- Exercise
Please retype the listing below exactly as it stands, skipping any pictures.

- Dataset entries
---

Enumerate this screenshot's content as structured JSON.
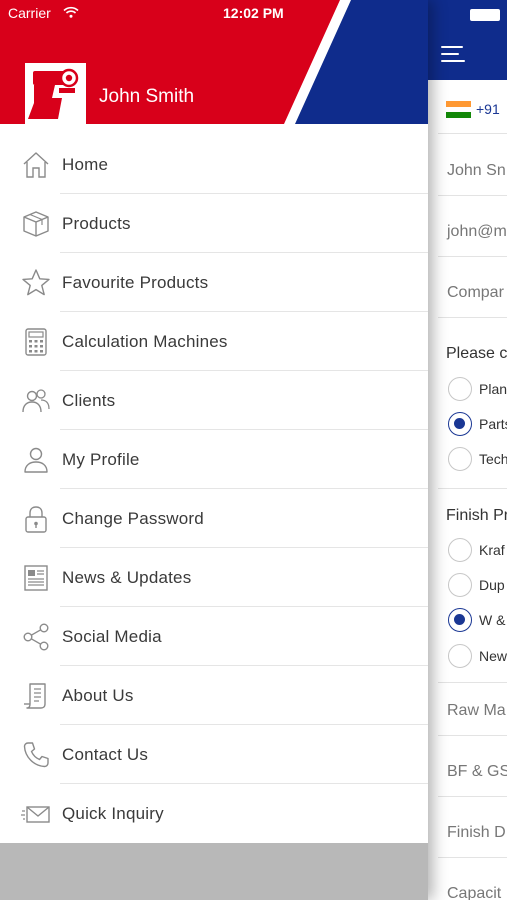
{
  "status_bar": {
    "carrier": "Carrier",
    "time": "12:02 PM"
  },
  "drawer": {
    "user_name": "John Smith",
    "colors": {
      "red": "#d8001a",
      "blue": "#0f2c8c",
      "footer": "#b8b8b8"
    },
    "items": [
      {
        "label": "Home",
        "icon": "home-icon"
      },
      {
        "label": "Products",
        "icon": "box-icon"
      },
      {
        "label": "Favourite Products",
        "icon": "star-icon"
      },
      {
        "label": "Calculation Machines",
        "icon": "calculator-icon"
      },
      {
        "label": "Clients",
        "icon": "users-icon"
      },
      {
        "label": "My Profile",
        "icon": "user-icon"
      },
      {
        "label": "Change Password",
        "icon": "lock-icon"
      },
      {
        "label": "News & Updates",
        "icon": "newspaper-icon"
      },
      {
        "label": "Social Media",
        "icon": "share-icon"
      },
      {
        "label": "About Us",
        "icon": "document-icon"
      },
      {
        "label": "Contact Us",
        "icon": "phone-icon"
      },
      {
        "label": "Quick Inquiry",
        "icon": "envelope-icon"
      }
    ]
  },
  "background_form": {
    "phone_code": "+91",
    "name_placeholder": "John Sn",
    "email_placeholder": "john@m",
    "company_placeholder": "Compar",
    "section1_title": "Please c",
    "section1_options": [
      {
        "label": "Plan",
        "selected": false
      },
      {
        "label": "Parts",
        "selected": true
      },
      {
        "label": "Tech",
        "selected": false
      }
    ],
    "section2_title": "Finish Pr",
    "section2_options": [
      {
        "label": "Kraf",
        "selected": false
      },
      {
        "label": "Dup",
        "selected": false
      },
      {
        "label": "W &",
        "selected": true
      },
      {
        "label": "New",
        "selected": false
      }
    ],
    "raw_material": "Raw Ma",
    "bf_gsm": "BF & GS",
    "finish_d": "Finish D",
    "capacity": "Capacit"
  }
}
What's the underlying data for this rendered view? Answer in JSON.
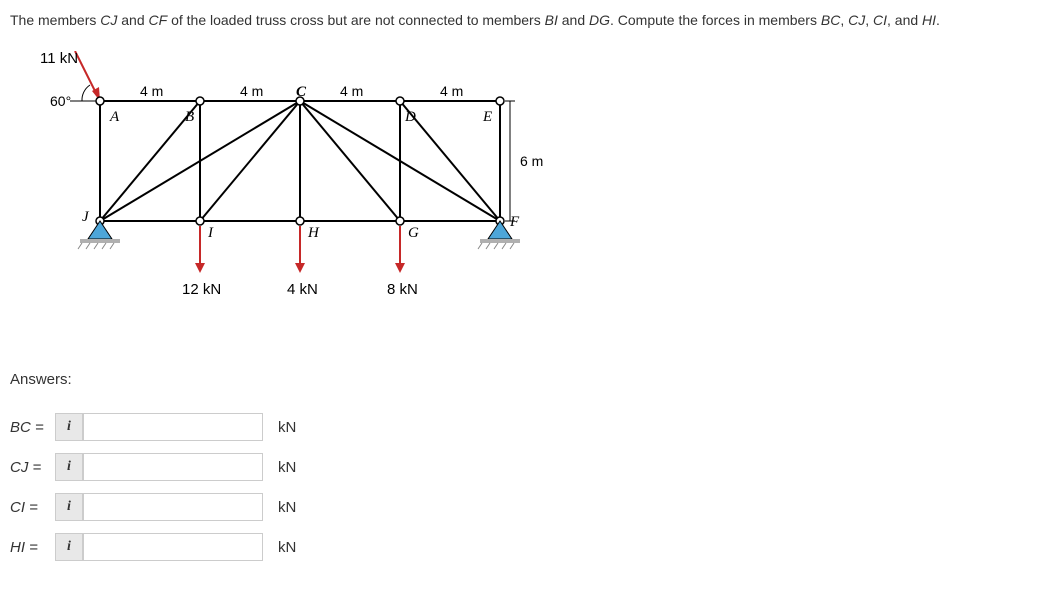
{
  "problem": {
    "text_part1": "The members ",
    "text_italic1": "CJ",
    "text_part2": " and ",
    "text_italic2": "CF",
    "text_part3": " of the loaded truss cross but are not connected to members ",
    "text_italic3": "BI",
    "text_part4": " and ",
    "text_italic4": "DG",
    "text_part5": ". Compute the forces in members ",
    "text_italic5": "BC",
    "text_part6": ", ",
    "text_italic6": "CJ",
    "text_part7": ", ",
    "text_italic7": "CI",
    "text_part8": ", and ",
    "text_italic8": "HI",
    "text_part9": "."
  },
  "diagram": {
    "force_top": "11 kN",
    "angle": "60°",
    "span1": "4 m",
    "span2": "4 m",
    "span3": "4 m",
    "span4": "4 m",
    "height": "6 m",
    "node_A": "A",
    "node_B": "B",
    "node_C": "C",
    "node_D": "D",
    "node_E": "E",
    "node_F": "F",
    "node_G": "G",
    "node_H": "H",
    "node_I": "I",
    "node_J": "J",
    "load_I": "12 kN",
    "load_H": "4 kN",
    "load_G": "8 kN"
  },
  "answers": {
    "heading": "Answers:",
    "rows": [
      {
        "label": "BC =",
        "info": "i",
        "unit": "kN"
      },
      {
        "label": "CJ =",
        "info": "i",
        "unit": "kN"
      },
      {
        "label": "CI =",
        "info": "i",
        "unit": "kN"
      },
      {
        "label": "HI =",
        "info": "i",
        "unit": "kN"
      }
    ]
  }
}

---

- Response to this task
Enumerate this screenshot's content as structured JSON.
{
  "status_bar": {
    "carrier": "Carrier",
    "time": "12:02 PM"
  },
  "drawer": {
    "user_name": "John Smith",
    "colors": {
      "red": "#d8001a",
      "blue": "#0f2c8c",
      "footer": "#b8b8b8"
    },
    "items": [
      {
        "label": "Home",
        "icon": "home-icon"
      },
      {
        "label": "Products",
        "icon": "box-icon"
      },
      {
        "label": "Favourite Products",
        "icon": "star-icon"
      },
      {
        "label": "Calculation Machines",
        "icon": "calculator-icon"
      },
      {
        "label": "Clients",
        "icon": "users-icon"
      },
      {
        "label": "My Profile",
        "icon": "user-icon"
      },
      {
        "label": "Change Password",
        "icon": "lock-icon"
      },
      {
        "label": "News & Updates",
        "icon": "newspaper-icon"
      },
      {
        "label": "Social Media",
        "icon": "share-icon"
      },
      {
        "label": "About Us",
        "icon": "document-icon"
      },
      {
        "label": "Contact Us",
        "icon": "phone-icon"
      },
      {
        "label": "Quick Inquiry",
        "icon": "envelope-icon"
      }
    ]
  },
  "background_form": {
    "phone_code": "+91",
    "name_placeholder": "John Sn",
    "email_placeholder": "john@m",
    "company_placeholder": "Compar",
    "section1_title": "Please c",
    "section1_options": [
      {
        "label": "Plan",
        "selected": false
      },
      {
        "label": "Parts",
        "selected": true
      },
      {
        "label": "Tech",
        "selected": false
      }
    ],
    "section2_title": "Finish Pr",
    "section2_options": [
      {
        "label": "Kraf",
        "selected": false
      },
      {
        "label": "Dup",
        "selected": false
      },
      {
        "label": "W &",
        "selected": true
      },
      {
        "label": "New",
        "selected": false
      }
    ],
    "raw_material": "Raw Ma",
    "bf_gsm": "BF & GS",
    "finish_d": "Finish D",
    "capacity": "Capacit"
  }
}
What's the underlying data for this rendered view? Answer in JSON.
{
  "problem": {
    "text_part1": "The members ",
    "text_italic1": "CJ",
    "text_part2": " and ",
    "text_italic2": "CF",
    "text_part3": " of the loaded truss cross but are not connected to members ",
    "text_italic3": "BI",
    "text_part4": " and ",
    "text_italic4": "DG",
    "text_part5": ". Compute the forces in members ",
    "text_italic5": "BC",
    "text_part6": ", ",
    "text_italic6": "CJ",
    "text_part7": ", ",
    "text_italic7": "CI",
    "text_part8": ", and ",
    "text_italic8": "HI",
    "text_part9": "."
  },
  "diagram": {
    "force_top": "11 kN",
    "angle": "60°",
    "span1": "4 m",
    "span2": "4 m",
    "span3": "4 m",
    "span4": "4 m",
    "height": "6 m",
    "node_A": "A",
    "node_B": "B",
    "node_C": "C",
    "node_D": "D",
    "node_E": "E",
    "node_F": "F",
    "node_G": "G",
    "node_H": "H",
    "node_I": "I",
    "node_J": "J",
    "load_I": "12 kN",
    "load_H": "4 kN",
    "load_G": "8 kN"
  },
  "answers": {
    "heading": "Answers:",
    "rows": [
      {
        "label": "BC =",
        "info": "i",
        "unit": "kN"
      },
      {
        "label": "CJ =",
        "info": "i",
        "unit": "kN"
      },
      {
        "label": "CI =",
        "info": "i",
        "unit": "kN"
      },
      {
        "label": "HI =",
        "info": "i",
        "unit": "kN"
      }
    ]
  }
}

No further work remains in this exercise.